12 April 2018 – The South African Football Association’s (SAFA) timely partnership with petroleum giant Sasol is a key facet of women’s football in South Africa. Established in 2009 the league has grown from strength to strength while promoting women empowerment and gender equality.
Here are a few of examples of how the Sasol League continues to improve and benefit South African women’s football:
Providing a platform for aspiring female footballers
This brain child was primarily brought about to provide a structured platform on which talented up and coming female players can showcase their skills and impress coaches and scouts. With no other suitable alternative, this remains the ultimate medium via which budding stars can ply their trade and make a name for themselves in the footballing world.
Development of talent
The league affords many female players across the country the opportunity to participate and develop in a competitive environment. This initiative helps to identify players for the U17, U20 and senior national teams. It allows coaches the perfect springboard from which to scout youngsters and train them accordingly. Mentors are then able to analyse strengths and weaknesses and work on these while guiding players in the right direction.

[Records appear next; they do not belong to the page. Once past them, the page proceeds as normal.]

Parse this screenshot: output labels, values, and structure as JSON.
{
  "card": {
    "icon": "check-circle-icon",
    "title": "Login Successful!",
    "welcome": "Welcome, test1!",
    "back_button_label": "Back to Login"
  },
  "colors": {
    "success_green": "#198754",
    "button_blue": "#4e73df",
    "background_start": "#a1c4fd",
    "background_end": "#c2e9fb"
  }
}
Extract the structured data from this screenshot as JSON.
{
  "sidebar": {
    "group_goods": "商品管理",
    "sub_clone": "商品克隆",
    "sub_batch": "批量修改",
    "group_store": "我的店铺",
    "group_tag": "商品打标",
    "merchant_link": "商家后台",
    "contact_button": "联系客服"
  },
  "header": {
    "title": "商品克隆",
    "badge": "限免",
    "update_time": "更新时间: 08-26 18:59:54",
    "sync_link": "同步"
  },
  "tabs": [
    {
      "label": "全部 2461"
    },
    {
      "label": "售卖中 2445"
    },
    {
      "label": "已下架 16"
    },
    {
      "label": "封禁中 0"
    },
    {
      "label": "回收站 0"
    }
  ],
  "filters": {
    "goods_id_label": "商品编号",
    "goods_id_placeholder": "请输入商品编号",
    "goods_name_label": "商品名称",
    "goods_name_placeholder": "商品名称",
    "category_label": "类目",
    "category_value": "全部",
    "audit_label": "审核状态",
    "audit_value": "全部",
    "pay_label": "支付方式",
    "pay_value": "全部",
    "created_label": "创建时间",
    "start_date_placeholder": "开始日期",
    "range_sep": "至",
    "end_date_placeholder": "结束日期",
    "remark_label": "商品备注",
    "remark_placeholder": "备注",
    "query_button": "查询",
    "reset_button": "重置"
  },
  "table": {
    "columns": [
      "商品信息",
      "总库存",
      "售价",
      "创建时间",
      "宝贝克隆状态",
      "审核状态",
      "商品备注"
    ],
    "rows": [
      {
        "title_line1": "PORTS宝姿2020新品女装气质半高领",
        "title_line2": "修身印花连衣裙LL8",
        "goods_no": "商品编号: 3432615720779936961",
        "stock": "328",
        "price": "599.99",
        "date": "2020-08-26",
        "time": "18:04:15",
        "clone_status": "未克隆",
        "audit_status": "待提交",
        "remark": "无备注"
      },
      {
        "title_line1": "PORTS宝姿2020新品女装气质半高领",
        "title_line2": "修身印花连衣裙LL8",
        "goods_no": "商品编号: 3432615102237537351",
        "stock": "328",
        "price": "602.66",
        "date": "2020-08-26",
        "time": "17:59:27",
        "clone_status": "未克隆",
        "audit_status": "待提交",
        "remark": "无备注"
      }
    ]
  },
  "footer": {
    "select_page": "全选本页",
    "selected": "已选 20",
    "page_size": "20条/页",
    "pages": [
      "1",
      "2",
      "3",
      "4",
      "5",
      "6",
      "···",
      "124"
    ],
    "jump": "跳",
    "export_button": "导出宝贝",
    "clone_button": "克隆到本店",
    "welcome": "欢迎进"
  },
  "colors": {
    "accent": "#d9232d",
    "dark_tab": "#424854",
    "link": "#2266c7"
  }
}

Making the female game semi-professional
Being semi-professional also means weekly action for much of the year, thus providing solid overall training and preparation for national duty. The league also acts as a catalyst for increasing the popularity of the sport and women’s soccer as a whole. With talks of a fully professional national women’s league in the works, the Sasol League can take pride in knowing that this is where it all began.
Improving the standards of women’s football
The league had drastically improved the overall standards of women’s football across the country. The cream of the crop participates and this has helped to raise standards to becoming a truly competitive league. With national honours up for grabs, players (as well as coaches and administrators) have had to constantly work hard and improve to be noticed.
“At Sasol, we pursue sponsorships that enhance our brand, inspire creativity and innovation, and create unique opportunities to build stakeholder relationships. As a direct result of our investment in women’s football, the landscape for the Sasol League and Banyana Banyana has forever changed and we are extremely proud of what they have achieved in such a short time”, said Sasol Senior Vice President for Corporate Affairs – Ms Wrenelle Stander.
Even across the African continent, major women’s leagues in Nigeria, Ghana and even the Ivory Coast don’t give the opportunity to as many players as the Sasol League does as their formats are confined to fewer teams.
This league also dove-tails nicely into SAFA’s Vison 2022 project as it is designed to increase the number of people playing football which is one of the projects main objectives. There is also the Sasol League Roadshow where remote regions of the country are visited to promote football, as well as coach’s workshops and knowledge sharing sessions among technical teams.
With the league acting as a feeder system to national teams, the recent awarding of the CAF “Women’s Team of the Year” award to South Africa, is proof of how this tournament is improving SA football. Banyana Banyana stars such as Bambanani Mbane, Linda Mothlalo, Janine Van Wyk and Thembi Kgatlana amongst others are some examples of the success of this league. This competition can only get better and improve standards as well as aid in overall female football development and the betterment of age-group national teams.
Sasol League quick facts:
Comprises 144 teams across all 9 provinces (spreading the game nationally)
More than 2800 competing female players (a large number compared to other nations)
Inaugural winners: Detroit Ladies (2009)
Most successful team: Palace Super Falcons (3 time winners)
R200, 000 – National Championships prize money
By: Dhirshan Gobind